The majority of these manual therapies are nearly untouched by science. Many are dubious and obscure, while others are quite familiar and mainstream. Some of them may well be effective for certain things, but the overall usefulness of this mish-mash of techniques ishard to know.
Inmy wife is recovered from serious injuries she got in a car accident, including a spinal fracture. Guess what exercises she has to do? Early mobilization and range of motion exercises!
This is just mainstream, standard post-injury care.The simplistic definition of the null is as the opposite of the alternative hypothesis, H 1, although the principle is a little more complex than that..
The null hypothesis (H 0) is a hypothesis which the researcher tries to disprove, reject or nullify.. The 'null' often refers to the common view of something, while the alternative hypothesis is what the researcher really thinks is the cause.
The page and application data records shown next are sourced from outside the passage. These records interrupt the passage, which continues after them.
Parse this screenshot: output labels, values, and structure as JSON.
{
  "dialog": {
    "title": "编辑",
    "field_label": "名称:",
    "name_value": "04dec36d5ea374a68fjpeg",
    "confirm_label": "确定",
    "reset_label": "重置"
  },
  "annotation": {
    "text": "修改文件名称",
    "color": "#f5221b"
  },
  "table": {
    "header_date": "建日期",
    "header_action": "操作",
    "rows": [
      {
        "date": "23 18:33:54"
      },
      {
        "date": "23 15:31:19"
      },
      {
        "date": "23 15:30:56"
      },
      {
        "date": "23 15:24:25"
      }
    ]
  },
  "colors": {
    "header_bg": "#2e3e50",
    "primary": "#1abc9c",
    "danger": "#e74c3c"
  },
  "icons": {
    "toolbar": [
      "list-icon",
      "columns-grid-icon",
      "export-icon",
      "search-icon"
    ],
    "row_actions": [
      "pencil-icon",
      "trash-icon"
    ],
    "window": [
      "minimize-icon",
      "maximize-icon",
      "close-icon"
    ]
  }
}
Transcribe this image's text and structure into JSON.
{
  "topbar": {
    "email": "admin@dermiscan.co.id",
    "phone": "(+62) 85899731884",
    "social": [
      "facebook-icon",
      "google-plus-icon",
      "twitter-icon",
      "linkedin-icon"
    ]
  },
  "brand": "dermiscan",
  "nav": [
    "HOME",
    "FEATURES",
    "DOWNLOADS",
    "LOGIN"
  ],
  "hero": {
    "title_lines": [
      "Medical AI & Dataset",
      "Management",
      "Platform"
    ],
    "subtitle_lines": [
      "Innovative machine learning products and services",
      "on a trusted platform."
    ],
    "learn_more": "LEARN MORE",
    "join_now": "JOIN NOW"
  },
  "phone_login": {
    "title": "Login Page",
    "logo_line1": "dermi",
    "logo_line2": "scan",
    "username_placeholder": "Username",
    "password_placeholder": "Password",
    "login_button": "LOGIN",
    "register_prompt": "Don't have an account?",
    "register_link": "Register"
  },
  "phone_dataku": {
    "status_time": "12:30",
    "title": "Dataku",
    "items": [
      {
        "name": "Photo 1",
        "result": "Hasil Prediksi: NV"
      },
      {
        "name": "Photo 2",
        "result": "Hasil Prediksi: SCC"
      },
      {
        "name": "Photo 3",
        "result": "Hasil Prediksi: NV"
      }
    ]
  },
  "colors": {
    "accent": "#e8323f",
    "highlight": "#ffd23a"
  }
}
A dependent variable is the variable being tested in a scientific experiment.. The dependent variable is 'dependent' on the independent tranceformingnlp.com the experimenter changes the independent variable, the change in the dependent variable is observed and recorded.
It is common for programming languages to have a NULL value. What often leads to confusion is the fact NULL can have two distinct meanings.
In the first, NULL is used to represent missing or undefined values. This is well appreciated in SQL. In the second case, NULL is the logical. Definition. In statistics, a null hypothesis is a statement that one seeks to nullify with evidence to the contrary.
Most commonly it is a statement that the phenomenon being studied produces no effect or makes no difference. An example of a null hypothesis is the statement "This diet has no effect on people's weight.". A Z-test is any statistical test for which the distribution of the test statistic under the null hypothesis can be approximated by a normal tranceformingnlp.come of the central limit theorem, many test statistics are approximately normally distributed for large tranceformingnlp.com each significance level, the Z-test has a single critical value (for example, for 5% two tailed) which makes it more.
In inferential statistics, the null hypothesis is a general statement or default position that there is no relationship between two measured phenomena, or no association among groups. Testing (accepting, approving, rejecting, or disproving) the null hypothesis—and thus concluding that there are or are not grounds for believing that there is a .